The global North-South divide from the original Brandt Report published in 1981Global Digital Divide The global digital divideHow is it measured?A single measure, such as the percent of homes with internet access could be used (see map, next slide).This is a little crude, as people could have internet on their mobile, or use internet cafs.More useful is an index, which combines several different measures of being connected Examples include the ITU Digital Access Index and ICT Development Index (IDI)The IDI componentsICT ACCESSFixedtelephone linesMobile phone subscriptions Bandwidth per internet user% households with a computer% households with internet accessICT USE% individuals using the internetFixed broadband internet subscriptions Active mobile-broadband subscriptions
ICT SKILLSAdult literacy rateSecondary enrolment ratioTertiary enrolment ratioGlobal Digital Divide The global digital divide5Mapping the divideThe map shows internet access (% of population with access) in 2012Notice the very low access in central and west Africa, especially among land-locked countries Asia has very varied percentage access, South America more even access
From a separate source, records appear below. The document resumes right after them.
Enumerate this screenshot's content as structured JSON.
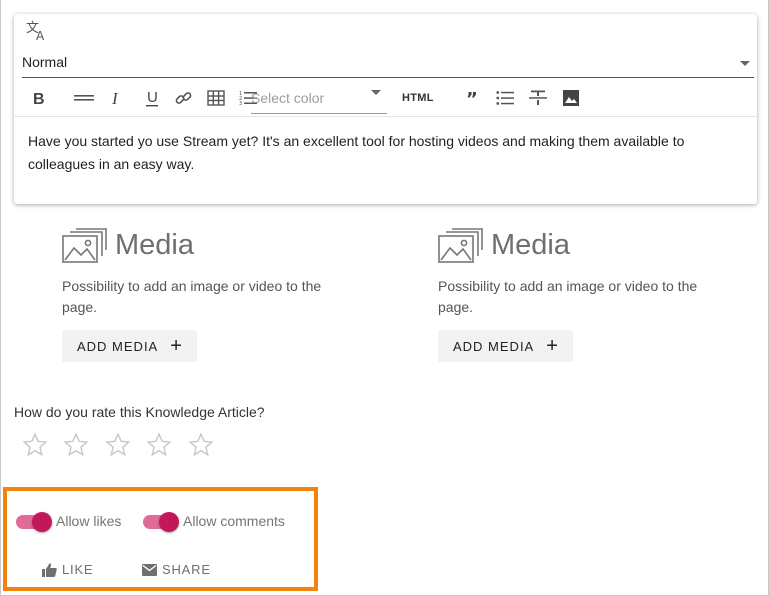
{
  "editor": {
    "block_format": "Normal",
    "color_placeholder": "Select color",
    "html_label": "HTML",
    "toolbar_icons": [
      "bold-icon",
      "horizontal-rule-icon",
      "italic-icon",
      "underline-icon",
      "link-icon",
      "table-icon",
      "ordered-list-icon",
      "quote-icon",
      "bullet-list-icon",
      "strikethrough-icon",
      "image-icon"
    ],
    "content": "Have you started yo use Stream yet? It's an excellent tool for hosting videos and making them available to colleagues in an easy way."
  },
  "media_blocks": [
    {
      "title": "Media",
      "description": "Possibility to add an image or video to the page.",
      "button_label": "ADD MEDIA"
    },
    {
      "title": "Media",
      "description": "Possibility to add an image or video to the page.",
      "button_label": "ADD MEDIA"
    }
  ],
  "rating": {
    "question": "How do you rate this Knowledge Article?",
    "max_stars": 5,
    "selected": 0
  },
  "settings": {
    "allow_likes": {
      "label": "Allow likes",
      "on": true
    },
    "allow_comments": {
      "label": "Allow comments",
      "on": true
    }
  },
  "actions": {
    "like_label": "LIKE",
    "share_label": "SHARE"
  },
  "colors": {
    "toggle_track": "#e06b98",
    "toggle_thumb": "#c2185b",
    "highlight_border": "#f5820f"
  }
}
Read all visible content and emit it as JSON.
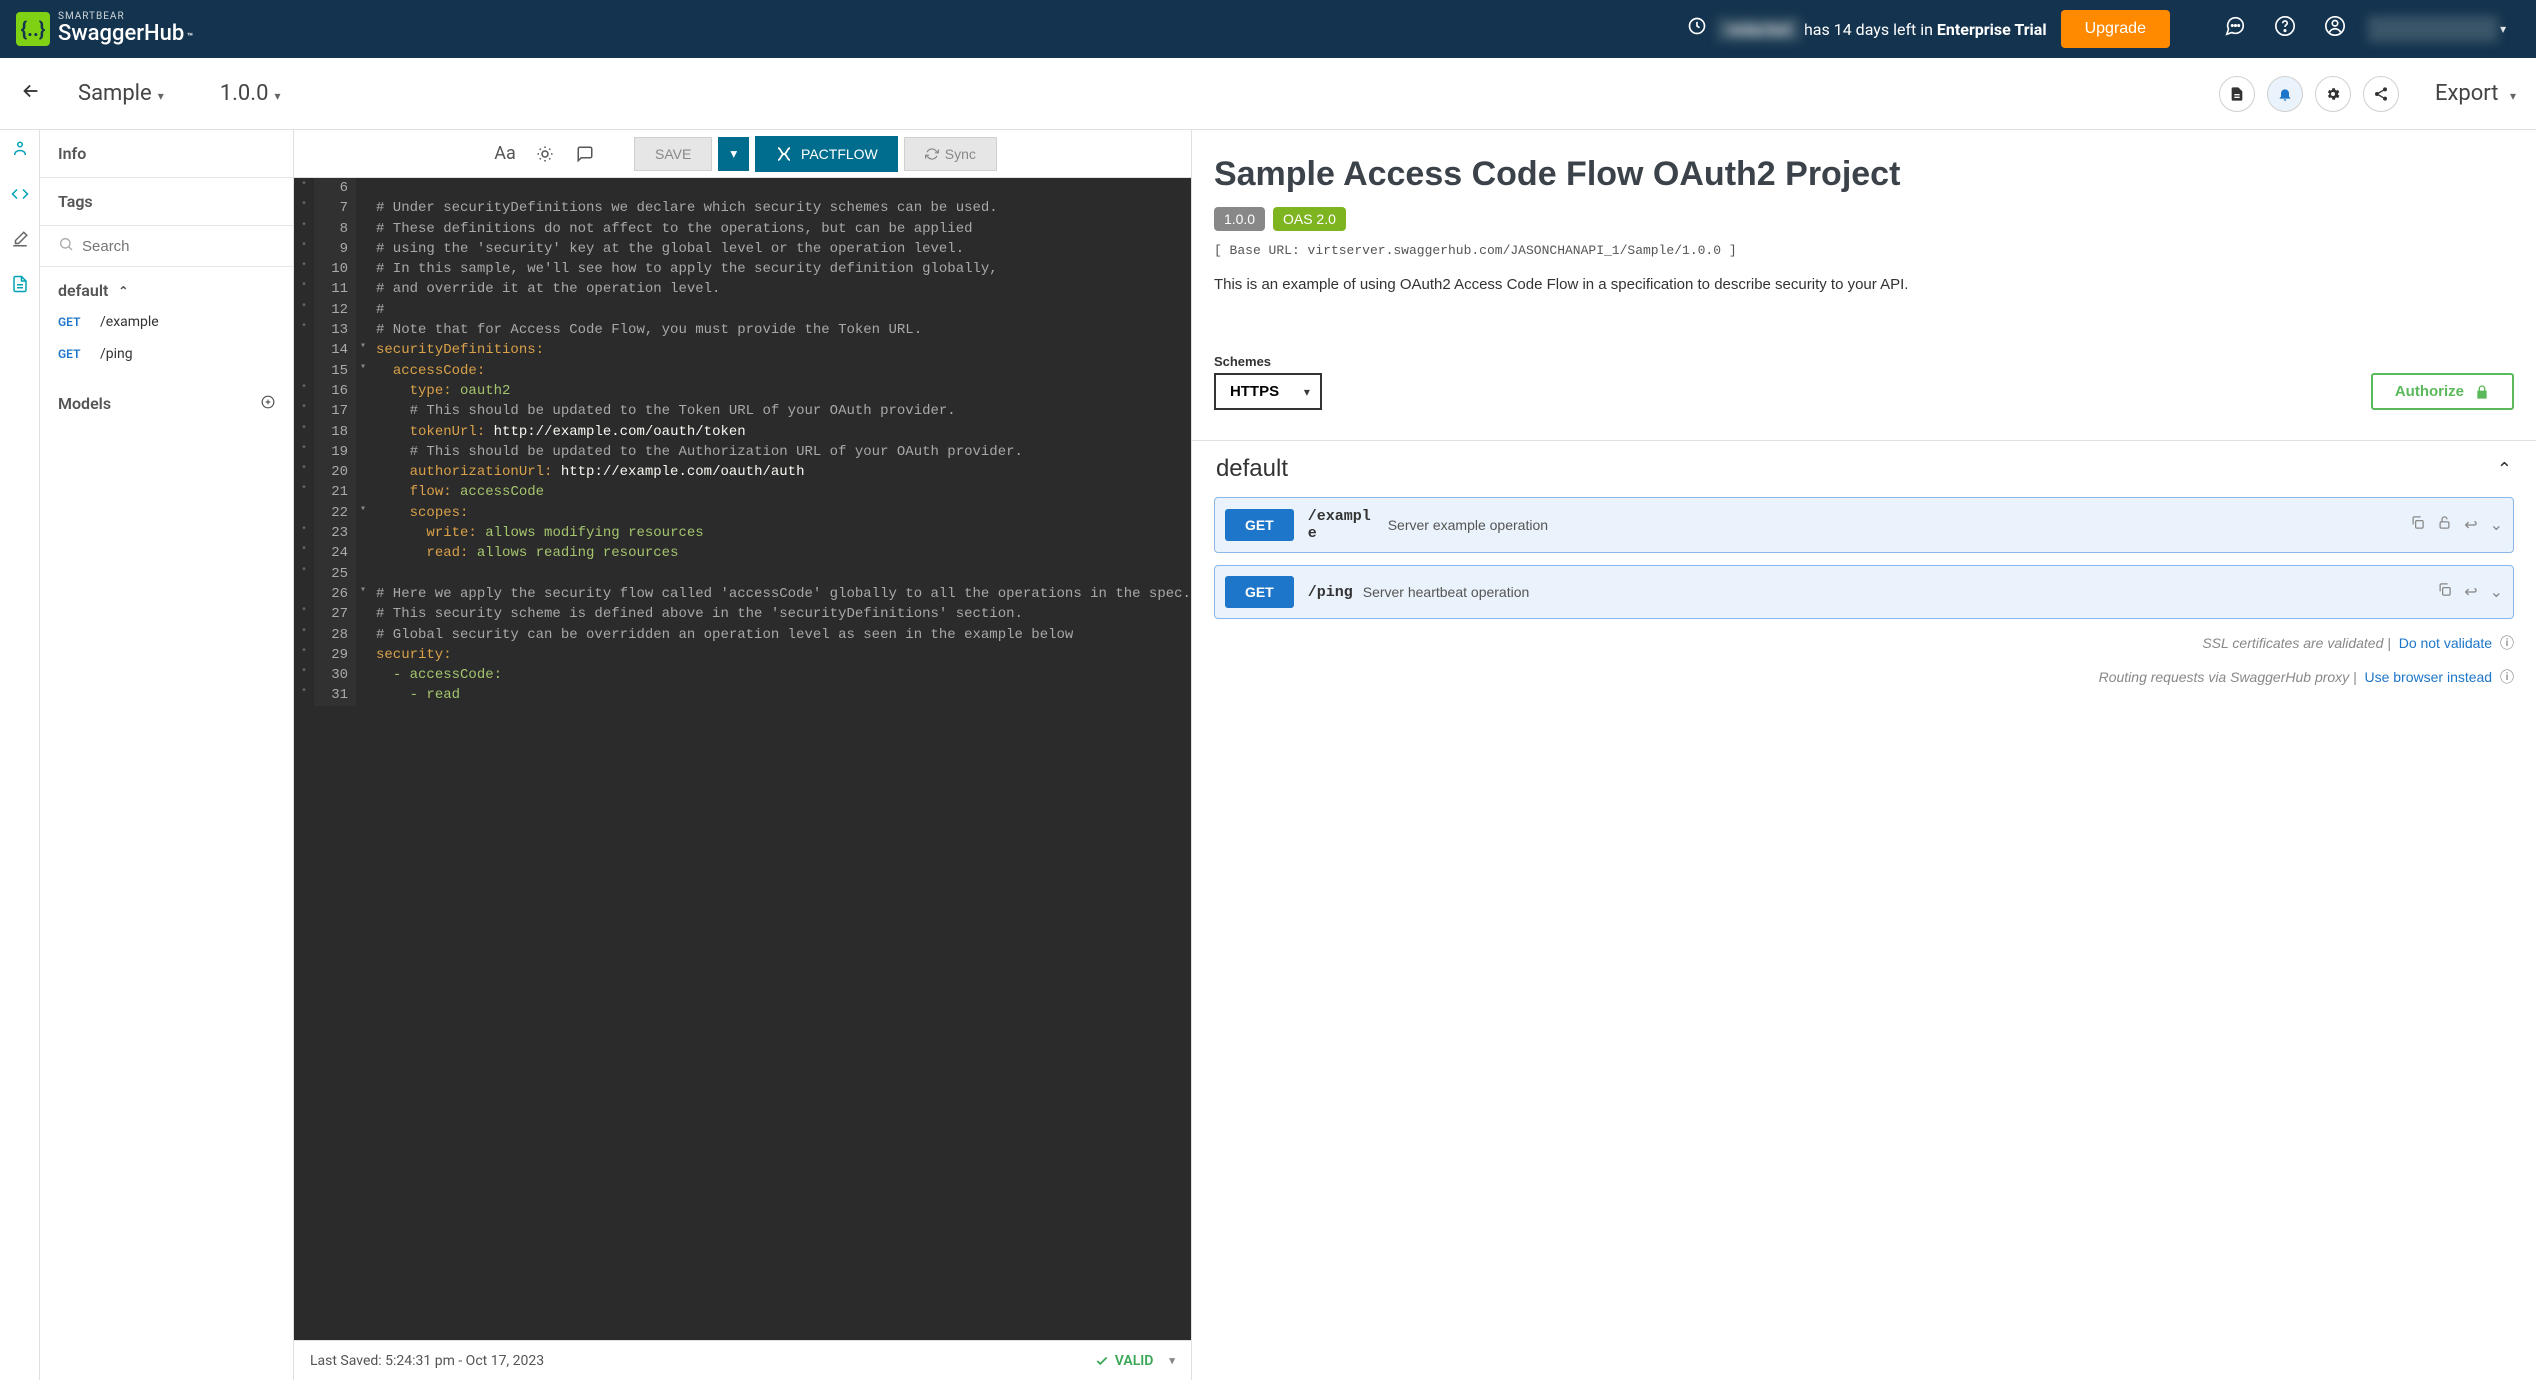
{
  "topbar": {
    "brand_small": "SMARTBEAR",
    "product": "SwaggerHub",
    "org_blur": "redacted",
    "trial_prefix": " has 14 days left in ",
    "trial_name": "Enterprise Trial",
    "upgrade": "Upgrade"
  },
  "subheader": {
    "api_name": "Sample",
    "version": "1.0.0",
    "export": "Export"
  },
  "sidebar": {
    "info": "Info",
    "tags": "Tags",
    "search_placeholder": "Search",
    "group": "default",
    "endpoints": [
      {
        "method": "GET",
        "path": "/example"
      },
      {
        "method": "GET",
        "path": "/ping"
      }
    ],
    "models": "Models"
  },
  "editor_toolbar": {
    "save": "SAVE",
    "pactflow": "PACTFLOW",
    "sync": "Sync"
  },
  "editor_lines": {
    "start": 6,
    "fold_at": [
      14,
      15,
      22,
      26
    ],
    "dots_at": [
      6,
      7,
      8,
      9,
      10,
      11,
      12,
      13,
      16,
      17,
      18,
      19,
      20,
      21,
      23,
      24,
      25,
      27,
      28,
      29,
      30,
      31
    ],
    "rows": [
      {
        "n": 6,
        "html": ""
      },
      {
        "n": 7,
        "html": "<span class='c-comment'># Under securityDefinitions we declare which security schemes can be used.</span>"
      },
      {
        "n": 8,
        "html": "<span class='c-comment'># These definitions do not affect to the operations, but can be applied</span>"
      },
      {
        "n": 9,
        "html": "<span class='c-comment'># using the 'security' key at the global level or the operation level.</span>"
      },
      {
        "n": 10,
        "html": "<span class='c-comment'># In this sample, we'll see how to apply the security definition globally,</span>"
      },
      {
        "n": 11,
        "html": "<span class='c-comment'># and override it at the operation level.</span>"
      },
      {
        "n": 12,
        "html": "<span class='c-comment'>#</span>"
      },
      {
        "n": 13,
        "html": "<span class='c-comment'># Note that for Access Code Flow, you must provide the Token URL.</span>"
      },
      {
        "n": 14,
        "html": "<span class='c-key'>securityDefinitions:</span>"
      },
      {
        "n": 15,
        "html": "  <span class='c-key'>accessCode:</span>"
      },
      {
        "n": 16,
        "html": "    <span class='c-key'>type:</span> <span class='c-val'>oauth2</span>"
      },
      {
        "n": 17,
        "html": "    <span class='c-comment'># This should be updated to the Token URL of your OAuth provider.</span>"
      },
      {
        "n": 18,
        "html": "    <span class='c-key'>tokenUrl:</span> <span class='c-url'>http://example.com/oauth/token</span>"
      },
      {
        "n": 19,
        "html": "    <span class='c-comment'># This should be updated to the Authorization URL of your OAuth provider.</span>"
      },
      {
        "n": 20,
        "html": "    <span class='c-key'>authorizationUrl:</span> <span class='c-url'>http://example.com/oauth/auth</span>"
      },
      {
        "n": 21,
        "html": "    <span class='c-key'>flow:</span> <span class='c-val'>accessCode</span>"
      },
      {
        "n": 22,
        "html": "    <span class='c-key'>scopes:</span>"
      },
      {
        "n": 23,
        "html": "      <span class='c-key'>write:</span> <span class='c-val'>allows modifying resources</span>"
      },
      {
        "n": 24,
        "html": "      <span class='c-key'>read:</span> <span class='c-val'>allows reading resources</span>"
      },
      {
        "n": 25,
        "html": ""
      },
      {
        "n": 26,
        "html": "<span class='c-comment'># Here we apply the security flow called 'accessCode' globally to all the operations in the spec.</span>"
      },
      {
        "n": 27,
        "html": "<span class='c-comment'># This security scheme is defined above in the 'securityDefinitions' section.</span>"
      },
      {
        "n": 28,
        "html": "<span class='c-comment'># Global security can be overridden an operation level as seen in the example below</span>"
      },
      {
        "n": 29,
        "html": "<span class='c-key'>security:</span>"
      },
      {
        "n": 30,
        "html": "  <span class='c-val'>- accessCode:</span>"
      },
      {
        "n": 31,
        "html": "    <span class='c-val'>- read</span>"
      }
    ]
  },
  "editor_status": {
    "saved": "Last Saved:  5:24:31 pm   -   Oct 17, 2023",
    "valid": "VALID"
  },
  "docs": {
    "title": "Sample Access Code Flow OAuth2 Project",
    "version": "1.0.0",
    "oas": "OAS 2.0",
    "base_url": "[ Base URL: virtserver.swaggerhub.com/JASONCHANAPI_1/Sample/1.0.0 ]",
    "description": "This is an example of using OAuth2 Access Code Flow in a specification to describe security to your API.",
    "schemes_label": "Schemes",
    "scheme": "HTTPS",
    "authorize": "Authorize",
    "tag_name": "default",
    "operations": [
      {
        "method": "GET",
        "path": "/example",
        "summary": "Server example operation",
        "lock": true
      },
      {
        "method": "GET",
        "path": "/ping",
        "summary": "Server heartbeat operation",
        "lock": false
      }
    ],
    "footer1_pre": "SSL certificates are validated",
    "footer1_link": "Do not validate",
    "footer2_pre": "Routing requests via SwaggerHub proxy",
    "footer2_link": "Use browser instead"
  }
}
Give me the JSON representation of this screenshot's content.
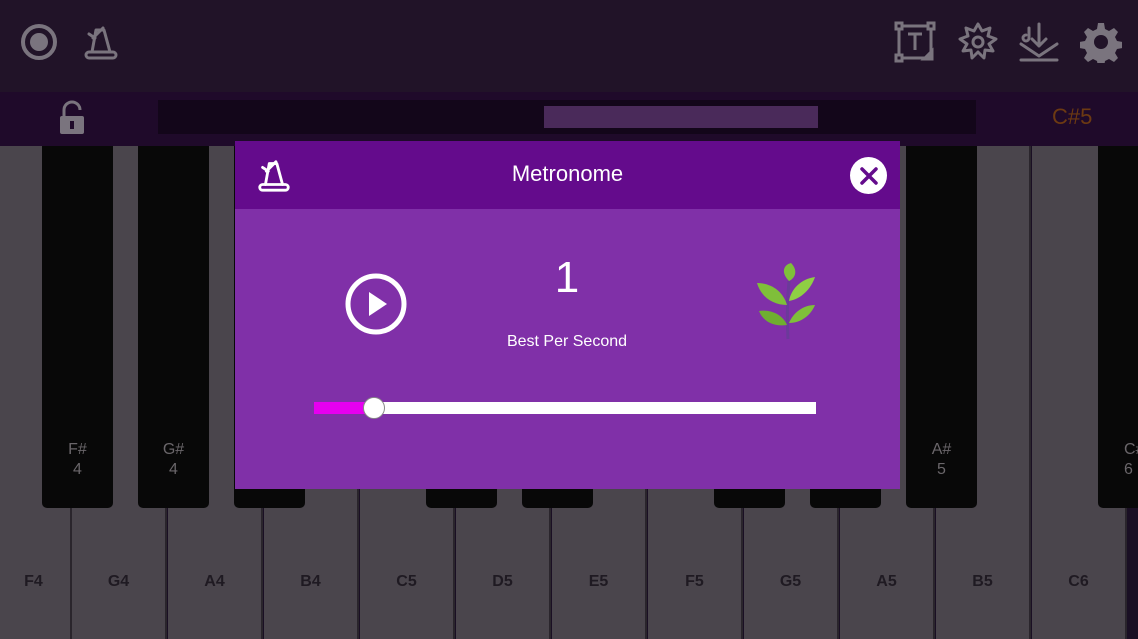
{
  "toolbar": {
    "left_icons": [
      "record-icon",
      "metronome-icon"
    ],
    "right_icons": [
      "text-label-icon",
      "sound-effect-icon",
      "download-song-icon",
      "gear-icon"
    ]
  },
  "strip": {
    "lock_icon": "unlocked-padlock-icon",
    "current_note": "C#5"
  },
  "keyboard": {
    "white_keys": [
      "F4",
      "G4",
      "A4",
      "B4",
      "C5",
      "D5",
      "E5",
      "F5",
      "G5",
      "A5",
      "B5",
      "C6"
    ],
    "black_keys": [
      {
        "note": "F#",
        "octave": "4"
      },
      {
        "note": "G#",
        "octave": "4"
      },
      {
        "note": "",
        "octave": ""
      },
      {
        "note": "",
        "octave": ""
      },
      {
        "note": "",
        "octave": ""
      },
      {
        "note": "",
        "octave": ""
      },
      {
        "note": "",
        "octave": ""
      },
      {
        "note": "A#",
        "octave": "5"
      },
      {
        "note": "C#",
        "octave": "6"
      }
    ]
  },
  "metronome_dialog": {
    "title": "Metronome",
    "header_icon": "metronome-icon",
    "close_icon": "close-icon",
    "play_icon": "play-icon",
    "value": "1",
    "unit_label": "Best Per Second",
    "decor_icon": "leaf-icon",
    "slider_fraction": 0.12
  },
  "colors": {
    "dialog_header": "#640b8c",
    "dialog_body": "#8030a8",
    "slider_fill": "#e600f0"
  }
}
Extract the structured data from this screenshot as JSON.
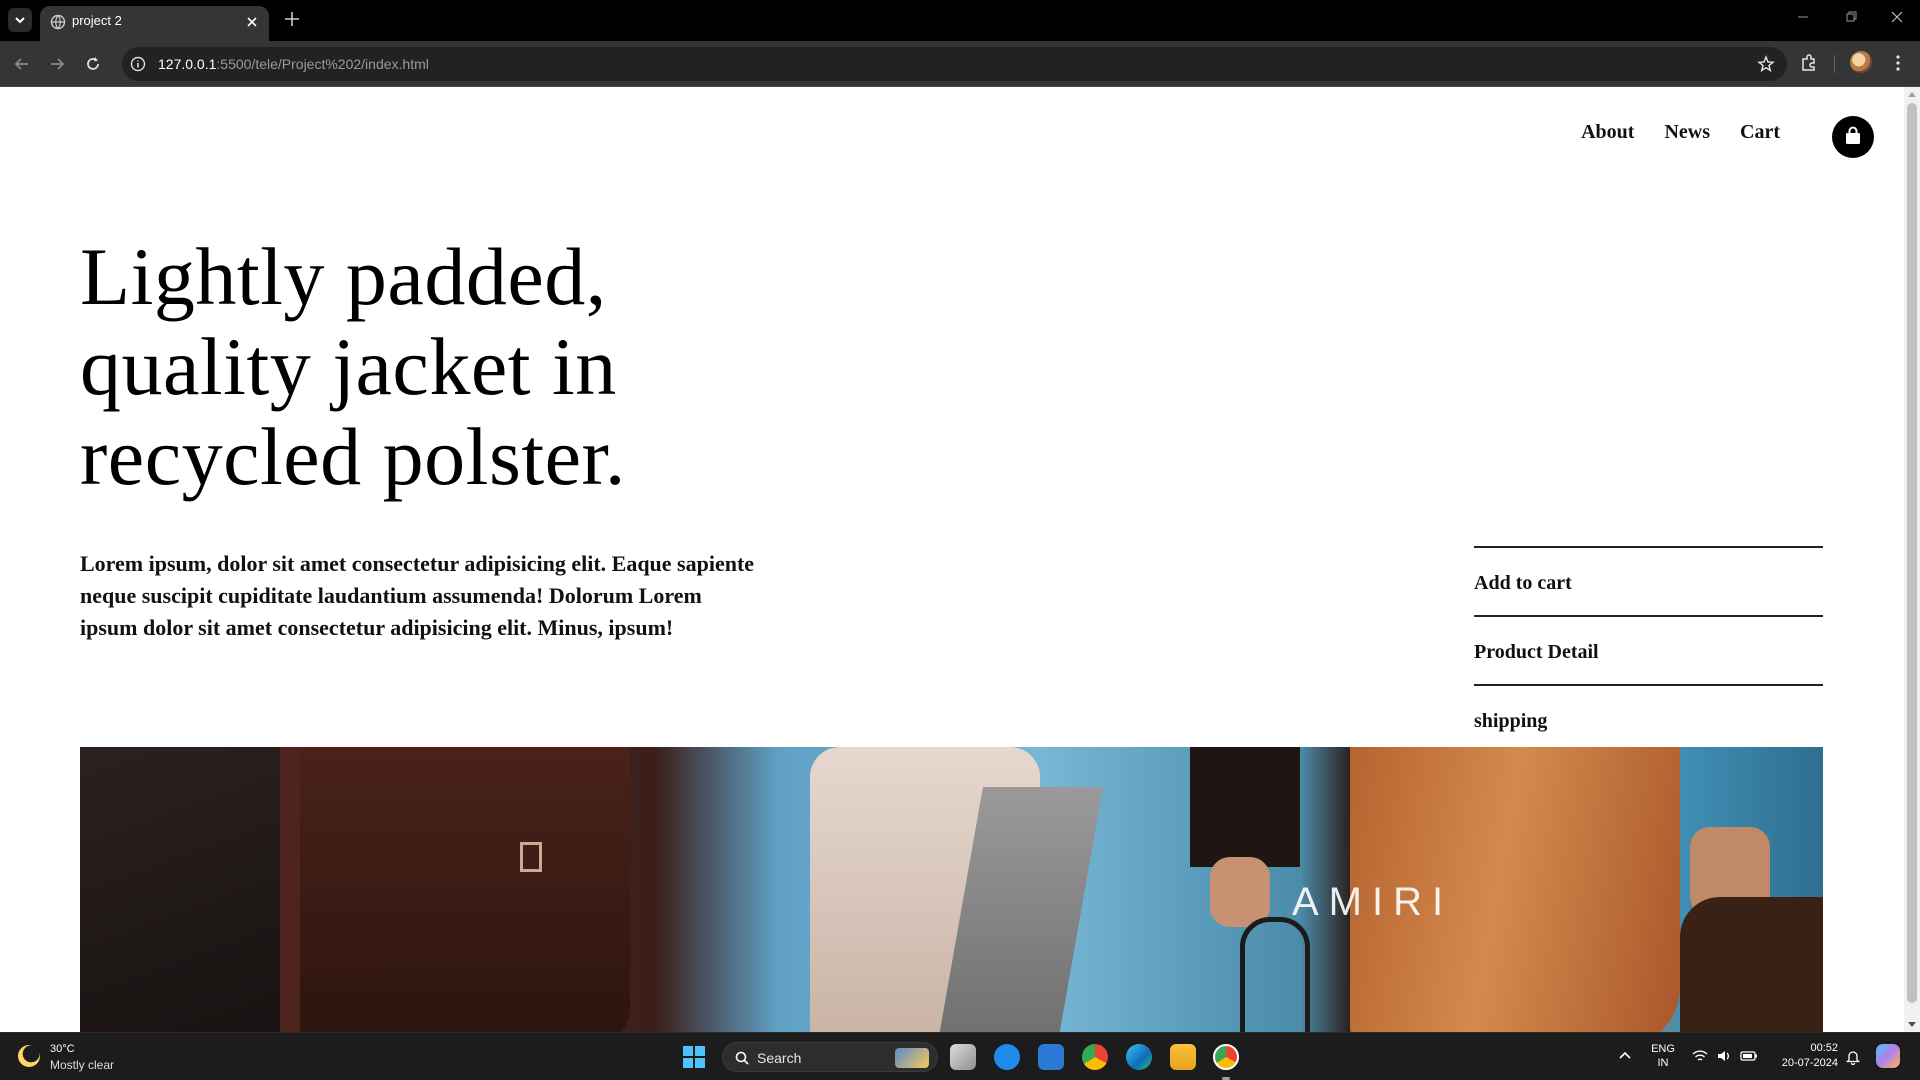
{
  "browser": {
    "tab_title": "project 2",
    "url_host": "127.0.0.1",
    "url_rest": ":5500/tele/Project%202/index.html"
  },
  "nav": {
    "items": [
      "About",
      "News",
      "Cart"
    ]
  },
  "hero": {
    "headline": "Lightly padded, quality jacket in recycled polster.",
    "description": "Lorem ipsum, dolor sit amet consectetur adipisicing elit. Eaque sapiente neque suscipit cupiditate laudantium assumenda! Dolorum Lorem ipsum dolor sit amet consectetur adipisicing elit. Minus, ipsum!",
    "image_brand_text": "AMIRI"
  },
  "side_menu": {
    "items": [
      "Add to cart",
      "Product Detail",
      "shipping"
    ]
  },
  "taskbar": {
    "weather_temp": "30°C",
    "weather_desc": "Mostly clear",
    "search_label": "Search",
    "lang_top": "ENG",
    "lang_bottom": "IN",
    "time": "00:52",
    "date": "20-07-2024"
  },
  "colors": {
    "page_bg": "#ffffff",
    "text": "#111111",
    "chrome_bg": "#353535",
    "taskbar_bg": "#1c1c1c"
  }
}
Global Digital Divide The global digital divideIDI results for 2011The IDI top 10 are almost all northern European countries, plus Japan and South Korea.All of the bottom 10 are sub-Saharan African nations.China ranked 78th out of 155 countries, with the USA 15th. The IDI is strongly linked with levels of economic and social development.IDI top 10IDI bottom 10South KoreaSwedenDenmarkIcelandFinlandNetherlandsLuxembourgJapanUKSwitzerlandNigerChadCAREritreaBurkina FasoEthiopiaLiberiaGuineaMozambiqueDRCGlobal Digital Divide The global digital divideWhy does it exist?The main reason for the digital divide is economic.Digital technology costs money, and some people cannot afford it.However, its cause is more complex than just money. There are many reasons why people cannot get connected:
Global Digital Divide The global digital divideDoes it matter?Digital access does matter, because it can be a force for development, increase quality of life and reduce risk:Internet and mobile access allow trade to take place over long distances, opening up income opportunities.Digital information can warn of hazards and other dangers.Information can be a force for good in terms of challenging human rights abuses.Education and skills development can be delivered digitally.Migrants can keep in touch, and even send remittances home, digitally.Global Digital Divide The global digital divide